Biologists, conservationists, ornithologists and other experts put their collective brainpower to work at a recent Caribbean-wide meeting to address how to deal with parrots that are considered agricultural pests.
Representatives from the National Trust for the Cayman Islands and the Cayman Islands Department of Environment attended the Society for the Conservation and Study of Caribbean Birds’ 19th regional meeting in Grenada between 27 July and 31 July, which centred on the theme “Bird Conservation in a Changing Climate”.
Terrestrial Resources Unit Research Officer with the DOE, Jessica Harvey, and Environmental Programmes Manager with the National Trust, Paul Watler, arrived early to take part in a three-day Parrot-Agriculture Conflict workshop.
The workshop was designed to allow researchers and policy makers from across the Caribbean to discuss the problems associated with parrot-human interactions and their possible solutions.
“I think at the first and most basic level, the idea of this workshop was to bring countries and islands together to let them know that they’re not alone,” said Leo Douglas, workshop facilitator and the bird conservation society’s vice president. “A lot of these people had never interacted with any other biologists who are facing the same problems.”
In addition to the Cayman Islands, 16 other countries from across South and North America, and the Caribbean took part in the workshop.

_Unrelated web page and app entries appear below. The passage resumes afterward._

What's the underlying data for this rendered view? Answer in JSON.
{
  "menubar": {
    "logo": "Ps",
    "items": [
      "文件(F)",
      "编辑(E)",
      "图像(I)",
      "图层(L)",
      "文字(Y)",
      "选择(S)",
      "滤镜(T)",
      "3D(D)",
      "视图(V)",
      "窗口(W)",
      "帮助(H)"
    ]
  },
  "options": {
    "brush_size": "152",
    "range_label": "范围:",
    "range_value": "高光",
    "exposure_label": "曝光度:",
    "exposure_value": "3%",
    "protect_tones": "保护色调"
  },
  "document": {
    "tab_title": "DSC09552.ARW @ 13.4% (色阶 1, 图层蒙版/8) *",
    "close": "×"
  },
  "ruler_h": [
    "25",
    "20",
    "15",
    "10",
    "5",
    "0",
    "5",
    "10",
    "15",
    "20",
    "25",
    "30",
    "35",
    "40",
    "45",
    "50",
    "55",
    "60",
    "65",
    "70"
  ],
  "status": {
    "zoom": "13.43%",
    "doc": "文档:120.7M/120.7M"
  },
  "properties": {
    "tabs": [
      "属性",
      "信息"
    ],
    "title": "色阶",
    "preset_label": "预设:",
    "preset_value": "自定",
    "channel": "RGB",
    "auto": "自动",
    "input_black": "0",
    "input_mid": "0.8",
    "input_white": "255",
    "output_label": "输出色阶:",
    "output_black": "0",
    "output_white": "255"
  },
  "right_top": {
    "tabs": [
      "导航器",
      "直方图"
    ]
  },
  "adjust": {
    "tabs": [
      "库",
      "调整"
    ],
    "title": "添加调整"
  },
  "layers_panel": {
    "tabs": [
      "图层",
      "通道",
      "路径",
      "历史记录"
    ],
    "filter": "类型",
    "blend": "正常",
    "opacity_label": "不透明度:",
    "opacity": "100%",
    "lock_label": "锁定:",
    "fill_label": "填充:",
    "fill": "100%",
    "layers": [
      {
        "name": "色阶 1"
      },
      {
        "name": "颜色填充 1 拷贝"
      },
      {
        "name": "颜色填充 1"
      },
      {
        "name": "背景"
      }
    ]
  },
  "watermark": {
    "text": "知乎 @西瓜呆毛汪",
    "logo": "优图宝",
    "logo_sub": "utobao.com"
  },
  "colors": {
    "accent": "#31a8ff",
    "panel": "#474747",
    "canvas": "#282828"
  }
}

This is the first time the organisation has held a workshop focused on discussing parrots as agricultural pests. Mr. Douglas said that the need for such a workshop indicates shifting viewpoints in Caribbean societies.
“Even when conservationists started looking at this issue, it was restricted to this idea of parrot versus agriculture,” he said. “Now we realise it’s much more than that, it is stakeholder-wildlife-stakeholder conflict because within the society we now have very varied views.”
Mr. Watler said that the workshop encouraged participants to identify both the underlying causes of the human-wildlife conflict, as well as the various players involved in the dispute.
“Conflicts like this are usually like the classic iceberg,” he said. “You can see the dispute at the top, but at the bottom, there’s this problem with identity that is really hard to access. That’s where changes need to come from.”
Facilitators for the workshop also included experts such as Francine Madden, executive director and founder of the Human-Wildlife Conflict Collaboration.
“Francine showed us that it’s not just the players in the dispute [you have to involve], you really have to involve everybody,” Mr. Watler said.
“Everybody’s a stakeholder in this. Farmers, of course, because they are the ones who are suffering from crop damage, but so is the average man on the street,” he said. “The parrot belongs to the people, as a species. So anybody with an interest should speak up and should have an opportunity to be heard.”
Ms Harvey said that community involvement was one of the most consistent elements in success stories shared during the workshop.
“Successes have come when people have incorporated the community into how they develop a strategy to control the problem,” she said. “At the end of the day, it is their community, our community, and we all need to work together toward a solution.”
Ms Harvey was particularly impressed by an example of successful negotiations with farmers in Brazil that resulted in the local macaw population being saved from near extinction. “It’s outcomes like that, that make me hope that we can do the same,” she said. “It’s about living symbiotically with each other.”
Such an outcome may seem illusive considering the negative view many farmers have about parrots.
“There’s this very common perception that parrots are wasteful eaters, that they’re just mean, that they’re out there to get the farmers,” Mr. Douglas said, explaining that many farmers are frustrated by the fact that parrots take bites out of multiple fruits rather than just eating one down to the seed.
Although annoying to farmers, Mr. Douglas’ research in Dominica revealed that this behaviour is greatly beneficial to other species of birds and bats. “I found a very interesting thing which we describe in biology as commensalism,” he said. “It’s where there’s a relationship between organisms where one neither benefits nor hurts, but the other really benefits.”
The parrots’s powerful beaks allow them to break through the tough skin of certain fruits, opening the fruit for other species to take advantage of. Mr. Douglas’ research revealed that bananaquits in Dominica were more abundant and bigger in areas where parrots were present.
“The interesting thing we found was that by taking parrots out of the system, we’re also negatively affecting several other birds, which are very important for what we call ecosystem services,” he said. These ecosystem services, such as pollination and seed dispersal, help maintain the viability of Cayman’s natural environment.
“Even though it’s not an obvious role, they have a very important role that they are playing,” Mr. Douglas said.
The workshop was one of several symposiums and group working sessions held throughout the conference. Society for the Conservation and Study of Caribbean Birds President Howard Nelson explained that the regional meeting offers professionals from around the Caribbean the opportunity to share conservation strategies and research.
“This is to prevent us working in silos,” he said. “There are lots of things we can learn from each other in terms of how we manage exotic species, how we do species recovery, how we do public education, how we integrate bird conservation with sustainable livelihoods of people in the region, how we go about setting priorities, and how we discuss risk to birding cultures and individual species.”
More than 160 delegates from countries and environmental organisations around the world participated in the conference. This year’s conference was one of the largest on record both in terms of participation and abstract submissions.